Mental Health Week: Guest post - An Anxious Time

Today I am so pleased to be able to bring you a guest post from my friend Dayarne Smith who blogs at Simple Joys and Silver Linings. Dayarne is a writer, freelance journalist, magazine editor, wife and mum.  She has also experienced debilitating episodes of anxiety throughout her life.  

When I heard Dayarne's story I realised that it was a story that should be heard.  While she may not consider it special - and indeed anxiety is the most prevalent mental health challenge faced by Australians, with around 14 % of all adults affected by it - Dayarne shows us, through her beautiful story, that mental health issues such as anxiety in no way define a person.  They can be one facet of a life but that life can still be big, fulfilling and inspiring.

Take it away Dayarne....

It’s hard to explain how much my life has changed in two short years.
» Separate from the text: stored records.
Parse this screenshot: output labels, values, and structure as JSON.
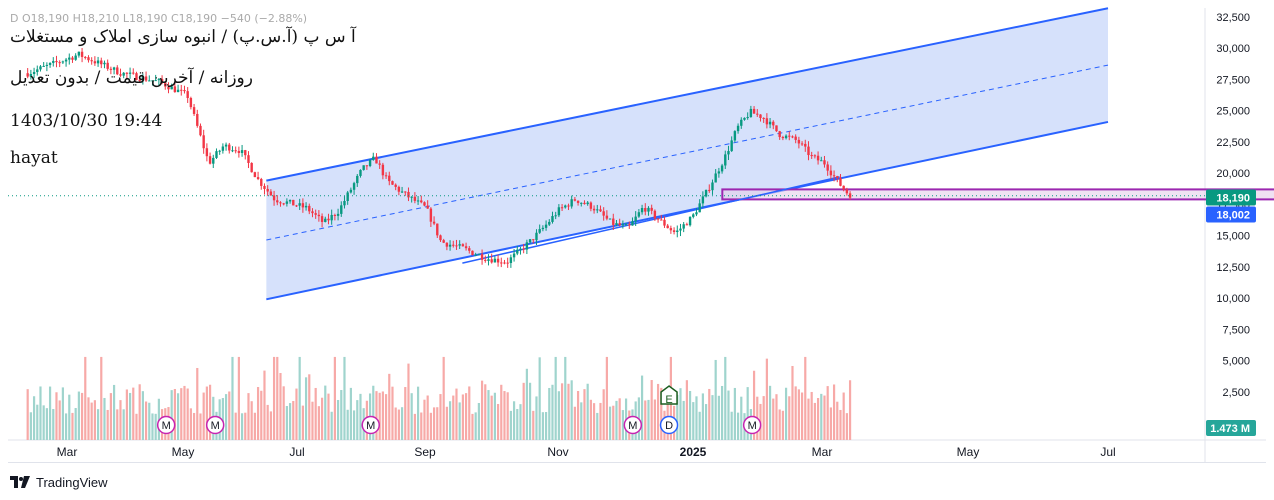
{
  "header": {
    "ohlc_text": "D  O18,190  H18,210  L18,190  C18,190  −540 (−2.88%)",
    "title": "آ س پ (آ.س.پ) / انبوه سازی املاک و مستغلات",
    "subtitle": "روزانه / آخرین قیمت / بدون تعدیل",
    "timestamp": "1403/10/30 19:44",
    "author": "hayat"
  },
  "footer": {
    "brand": "TradingView"
  },
  "chart_data": {
    "type": "candlestick",
    "colors": {
      "up": "#089981",
      "down": "#f23645",
      "up_volume": "#9fd4cd",
      "down_volume": "#f7a9a7",
      "channel_line": "#2962ff",
      "channel_fill": "#cfdcfa",
      "zone_border": "#9c27b0",
      "zone_fill": "#e4cfea"
    },
    "y_axis": {
      "min": 0,
      "max": 32500,
      "ticks": [
        "32,500",
        "30,000",
        "27,500",
        "25,000",
        "22,500",
        "20,000",
        "17,500",
        "15,000",
        "12,500",
        "10,000",
        "7,500",
        "5,000",
        "2,500"
      ]
    },
    "x_axis": {
      "labels": [
        "Mar",
        "May",
        "Jul",
        "Sep",
        "Nov",
        "2025",
        "Mar",
        "May",
        "Jul"
      ]
    },
    "price_labels": [
      {
        "value": "18,190",
        "color": "#089981"
      },
      {
        "value": "18,002",
        "color": "#2962ff"
      }
    ],
    "volume_label": {
      "value": "1.473 M",
      "color": "#26a69a"
    },
    "last_price": 18190,
    "channel": {
      "start_date": "2024-06-01",
      "end_date": "2025-07-01",
      "upper_start": 19400,
      "upper_end": 33200,
      "lower_start": 9900,
      "lower_end": 24100
    },
    "channel_trendline": {
      "start_date": "2024-09-01",
      "start": 12800,
      "end_date": "2025-02-25",
      "end": 19700
    },
    "support_zone": {
      "start_date": "2025-01-01",
      "end_date": "2025-09-20",
      "low": 17900,
      "high": 18700
    },
    "markers": [
      {
        "date": "2024-04-15",
        "letter": "M"
      },
      {
        "date": "2024-05-08",
        "letter": "M"
      },
      {
        "date": "2024-07-20",
        "letter": "M"
      },
      {
        "date": "2024-11-20",
        "letter": "M"
      },
      {
        "date": "2024-12-07",
        "letter": "D"
      },
      {
        "date": "2024-12-07",
        "letter": "E"
      },
      {
        "date": "2025-01-15",
        "letter": "M"
      }
    ],
    "price_path": [
      [
        "2024-02-10",
        28000
      ],
      [
        "2024-03-05",
        29500
      ],
      [
        "2024-03-25",
        28000
      ],
      [
        "2024-04-12",
        27300
      ],
      [
        "2024-04-25",
        26200
      ],
      [
        "2024-05-05",
        20800
      ],
      [
        "2024-05-12",
        22200
      ],
      [
        "2024-05-20",
        21800
      ],
      [
        "2024-05-28",
        19500
      ],
      [
        "2024-06-05",
        17900
      ],
      [
        "2024-06-12",
        17600
      ],
      [
        "2024-06-20",
        17200
      ],
      [
        "2024-06-28",
        16000
      ],
      [
        "2024-07-05",
        17000
      ],
      [
        "2024-07-10",
        18500
      ],
      [
        "2024-07-16",
        20300
      ],
      [
        "2024-07-22",
        21200
      ],
      [
        "2024-07-28",
        19300
      ],
      [
        "2024-08-05",
        18300
      ],
      [
        "2024-08-15",
        17200
      ],
      [
        "2024-08-22",
        14500
      ],
      [
        "2024-09-01",
        14000
      ],
      [
        "2024-09-12",
        13200
      ],
      [
        "2024-09-22",
        12900
      ],
      [
        "2024-10-02",
        14400
      ],
      [
        "2024-10-10",
        15800
      ],
      [
        "2024-10-16",
        17000
      ],
      [
        "2024-10-24",
        17900
      ],
      [
        "2024-11-01",
        17300
      ],
      [
        "2024-11-10",
        16000
      ],
      [
        "2024-11-18",
        15600
      ],
      [
        "2024-11-25",
        17300
      ],
      [
        "2024-12-02",
        16300
      ],
      [
        "2024-12-10",
        15200
      ],
      [
        "2024-12-18",
        16500
      ],
      [
        "2024-12-25",
        18600
      ],
      [
        "2025-01-02",
        21200
      ],
      [
        "2025-01-08",
        23600
      ],
      [
        "2025-01-14",
        24900
      ],
      [
        "2025-01-20",
        24500
      ],
      [
        "2025-01-28",
        23100
      ],
      [
        "2025-02-05",
        22600
      ],
      [
        "2025-02-12",
        21300
      ],
      [
        "2025-02-18",
        20800
      ],
      [
        "2025-02-23",
        19600
      ],
      [
        "2025-02-28",
        18500
      ],
      [
        "2025-03-03",
        18190
      ]
    ]
  }
}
I know that two years may seem like a long time, but in the scheme of a lifetime it passes so quickly.

Today, I’m a work-at-home mum with two gorgeous kids {about to turn 3 and 5}, a businesswoman, a wife, a regional magazine editor, a newbie blogger. Super busy, but really happy.
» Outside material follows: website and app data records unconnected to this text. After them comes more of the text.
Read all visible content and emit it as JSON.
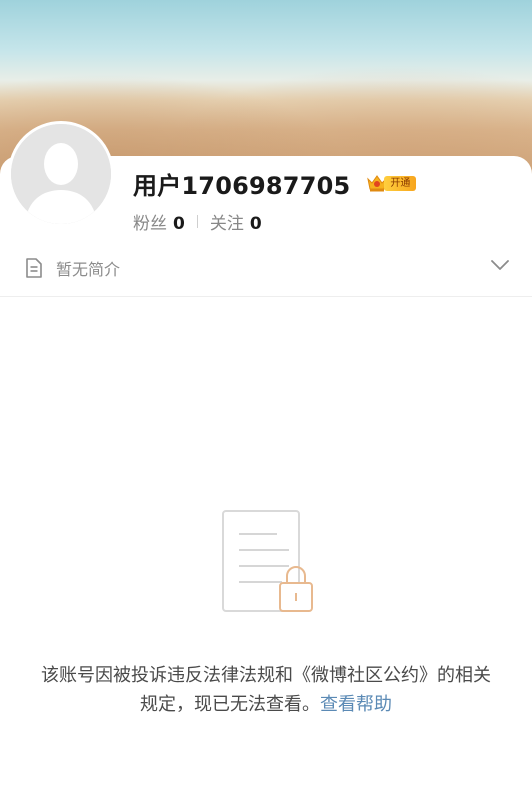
{
  "profile": {
    "username": "用户1706987705",
    "vip_badge_label": "开通",
    "fans_label": "粉丝",
    "fans_count": "0",
    "following_label": "关注",
    "following_count": "0"
  },
  "bio": {
    "text": "暂无简介"
  },
  "notice": {
    "message": "该账号因被投诉违反法律法规和《微博社区公约》的相关规定，现已无法查看。",
    "help_link_label": "查看帮助"
  },
  "colors": {
    "link": "#5b8ab5",
    "vip_gold": "#f7b21e",
    "illustration_accent": "#e8b98f"
  },
  "icons": {
    "bio": "document-icon",
    "expand": "chevron-down-icon",
    "vip": "vip-crown-icon",
    "empty_state": "locked-document-icon"
  }
}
Two years ago, I was a woman on the edge. Struggling through every day and night with a new baby and a two-year-old, knowing that what I was feeling was nowhere near ok.
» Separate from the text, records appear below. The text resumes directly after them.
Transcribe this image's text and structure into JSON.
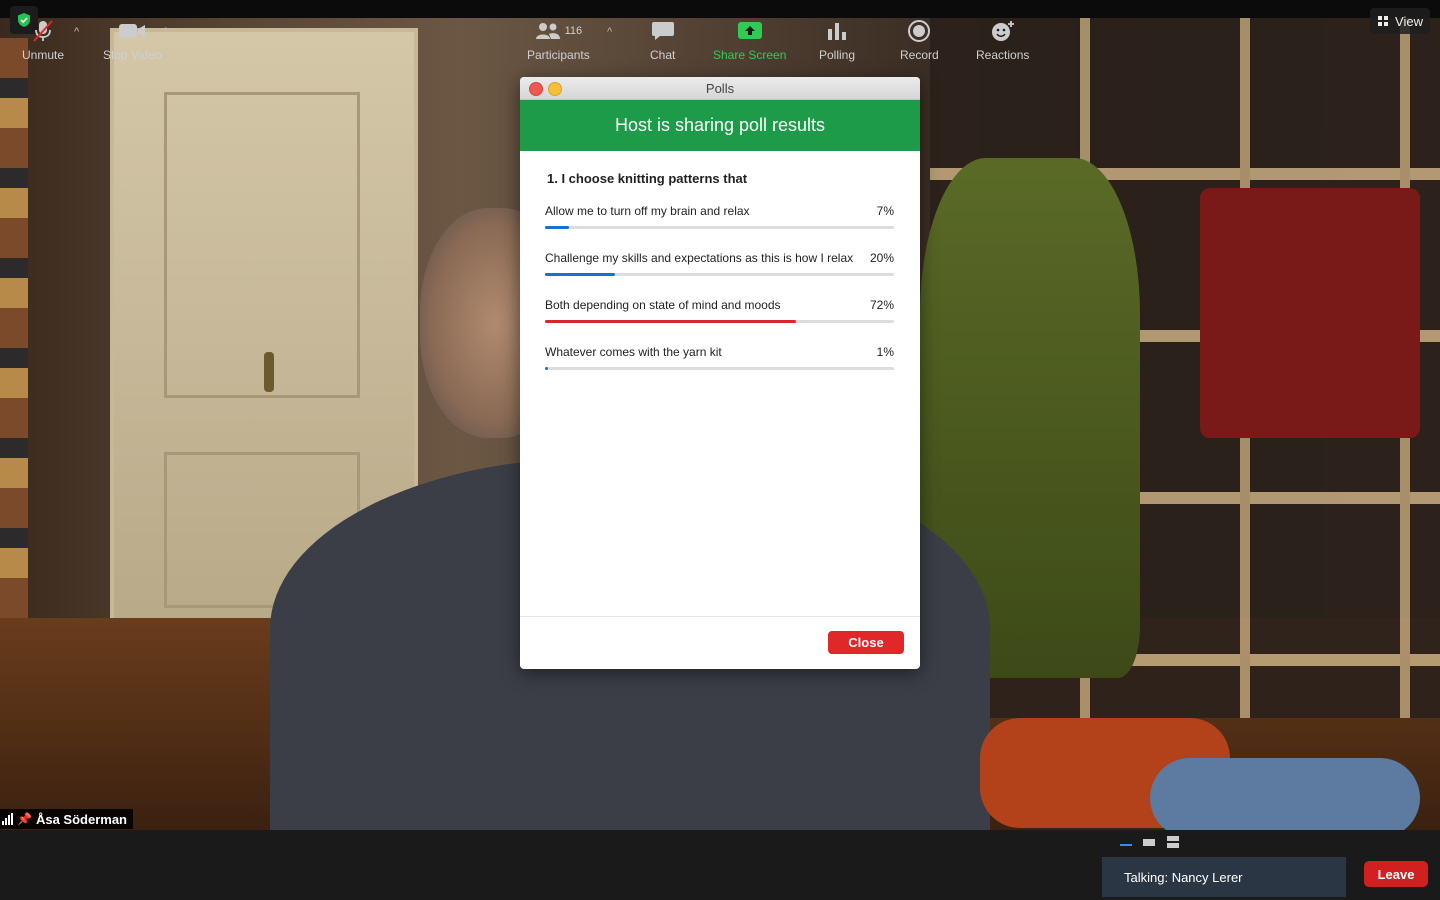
{
  "window": {
    "view_label": "View"
  },
  "participant": {
    "name": "Åsa Söderman"
  },
  "poll": {
    "window_title": "Polls",
    "banner": "Host is sharing poll results",
    "question": "1. I choose knitting patterns that",
    "answers": [
      {
        "label": "Allow me to turn off my brain and relax",
        "percent_label": "7%",
        "percent": 7,
        "color": "#1a6fd4"
      },
      {
        "label": "Challenge my skills and expectations as this is how I relax",
        "percent_label": "20%",
        "percent": 20,
        "color": "#1a6fd4"
      },
      {
        "label": "Both depending on state of mind and moods",
        "percent_label": "72%",
        "percent": 72,
        "color": "#d9262b"
      },
      {
        "label": "Whatever comes with the yarn kit",
        "percent_label": "1%",
        "percent": 1,
        "color": "#1a6fd4"
      }
    ],
    "close_label": "Close"
  },
  "toolbar": {
    "unmute": "Unmute",
    "stop_video": "Stop Video",
    "participants": "Participants",
    "participants_count": "116",
    "chat": "Chat",
    "share_screen": "Share Screen",
    "polling": "Polling",
    "record": "Record",
    "reactions": "Reactions",
    "talking": "Talking: Nancy Lerer",
    "leave": "Leave"
  },
  "colors": {
    "share_green": "#2ecc52",
    "leave_red": "#d02020",
    "banner_green": "#1d9b48"
  }
}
Since my early 20s I have suffered from an anxiety disorder.

At times I didn’t sleep or eat for days. My stomach would churn and my mind would race. I knew my fears were unrealistic, but I couldn’t control them.

I went to work, did my job efficiently and almost no-one knew.

Only my husband knew the full extent of my problem, and I never sought help. I’m still not sure why.

I had a great childhood, my marriage was rock solid and I had friends and a good job. I think I felt like I had no right to complain.

When I was 30, I fell pregnant with my first child. I was over the moon, but had concerns about how I would cope. I knew I could be predisposed to post natal depression and my husband and family were all on the lookout for the warning signs. Funnily enough, it was an amazing, calm time in my life. It was a completely blissful experience. She was an easy baby and I felt blessed.

When I had my second child, I expected things to be the same.

I couldn’t have been more wrong. A difficult pregnancy and traumatic birth took its toll. My beautiful baby boy was colicky, didn’t sleep much at night and I had trouble breastfeeding. I also had an extremely active two-year-old and a shift-working husband. I was exhausted, insecure and fragile.

I hadn’t eaten or slept for five days and I knew something wasn’t right. I was having some pretty scary thoughts and I told my husband I didn’t want to be here anymore.

I don’t think either of us will ever forget that conversation.

At 4am he and the children were asleep and I was still awake. Sitting alone in the dark in my living room, I called the Lifeline 24-hour crisis line. It was a turning point.

I went to my GP that day and was referred to a specialist mother and baby unit at a private Sydney hospital. I was admitted the next day. It was my husband’s birthday and my baby was five months old.

My little boy and I spent two weeks in that hospital. I started counselling, medication and got to know other mums who were all struggling like I was. I found comfort knowing I wasn’t alone and that there were plenty of other ‘normal’, lovely women who were just having a really shitty time.

I came home and worked really hard on getting better. I joined the gym. I needed a project, so I pulled out the neglected plants in my front garden and replanted it. It was a great project outside in the sun, burning up some energy and taking my mind off things.

My amazing mum took six weeks off work and stayed with us, helping me with the kids and housework and letting me sleep and start to heal. I’ll be forever grateful.

Day by day things improved. After six months of counselling, I felt well enough to stop. I haven’t been back, but if I need to I will.

It has been almost two-and-a-half years since I was in hospital. I still take medication every day and that’s something I’m comfortable with. I know it isn’t for everyone, and that’s ok.

Now, I talk openly about my PND and anxiety, because why should I hide it? I’m doing really well – I rarely feel anxious these days. But I also know there are women and mums out there struggling unnecessarily and feeling so alone.

If I could say anything to them it’s this:

Please know you’re not alone. There is help and things will get better.

You can find your way back from the lowest of lows and be happy and have an amazing life.

I know you can.

Dayarne


For crisis support and suicide prevention, contact Lifeline on 13 11 14.

Lifeline is a 24-hour phone counselling service.

If you are struggling, please see your doctor.

You can read more about Anxiety here